When it comes to non-EU nationals, it is unclear how EU membership poses an increased security risk to the UK. For some years now, the UK has sought to push its virtual borders as far out from its physical border as possible, using the e-Borders initiative, whereby visa applicants from countries of potential concern are screened in their own countries and can be screened again once they reach the UK. To the extent that ‘undesirables’ are let into the country, this is a consequence of insufficient investment in border-security resources, both men and machines. A further consideration in relation to border security is that a Brexit would very likely trigger another Scottish-independence referendum, which may well succeed. The result would be that the UK – or rather what was left of the UK – would have two additional hard borders to police, one with Scotland and one with the Republic of Ireland. Far from pushing Britain’s borders further out, Brexit would bring them to the front door.
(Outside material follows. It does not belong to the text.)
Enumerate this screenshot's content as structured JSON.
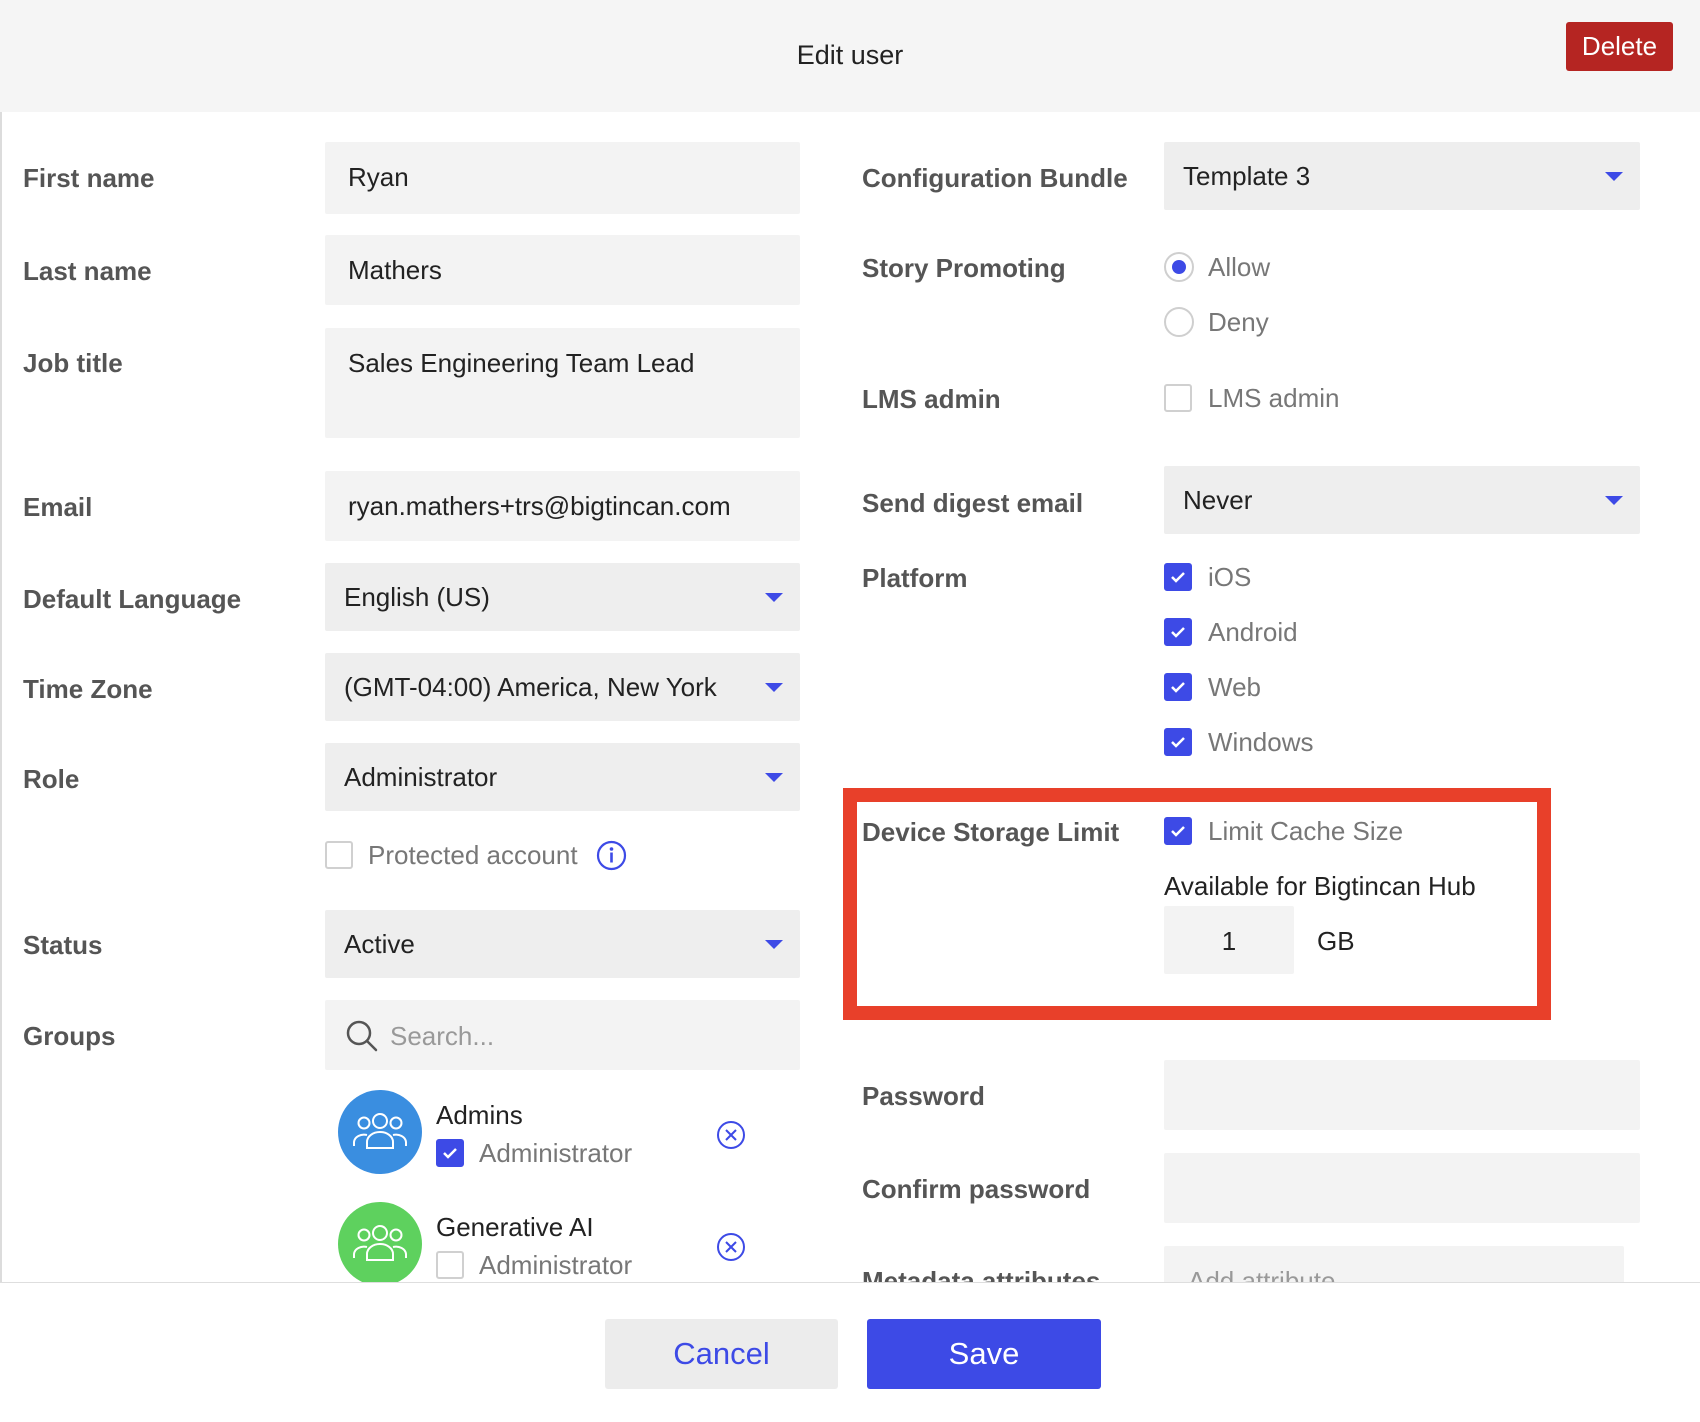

In the final analysis, it is hard to argue that UK national security would suffer drastically in the event of Brexit, although it is possible to point to specific discontinuities that would impact adversely on security capabilities, at least in the short term. On the other hand, it is hard to identify any significant security advantage that the UK would derive from leaving the EU. Indeed, in the long term, an EU that did not have the UK as a core component of its counter-terrorism and security efforts would arguably be much weaker, and that, in turn, would leave the UK facing greater risks.
1 Colleen McCain and Jenny Gross, ‘Obama Urges U.K. to Remain in EU’, Wall Street Journal, 25 April 2016.
2 Soufan Group, ‘Foreign Fighters: An Updated Assessment of the Flow of Foreign Fighters into Syria and Iraq’, December 2015, http://soufangroup.com/wp-content/uploads/2015/12/TSG_ForeignFightersUpdate3.pdf.
3 Aurelien Breeden, ‘Brussels Attackers’ Original Target Was France, Prosecutors Say’, New York Times, 10 April 2016.
4 Vernon Bogdanor, The New British Constitution (Oxford: Hart, 2009).
5 See, for example, Michael Gove, ‘Michael Gove Makes Case for EU Exit: “It’s Time to Take Back Control”’, Guardian, 19 April 2016, http://www.theguardian.com/politics/2016/apr/19/michael-gove-makes-case-eu-exit-bbc-today.
6 EU Commission Free Movement Directive 2004/38/EC states that EU/EEA states may deport nationals of other EU/EEA states and issue exclusion orders against them on grounds of public policy, public security or public health.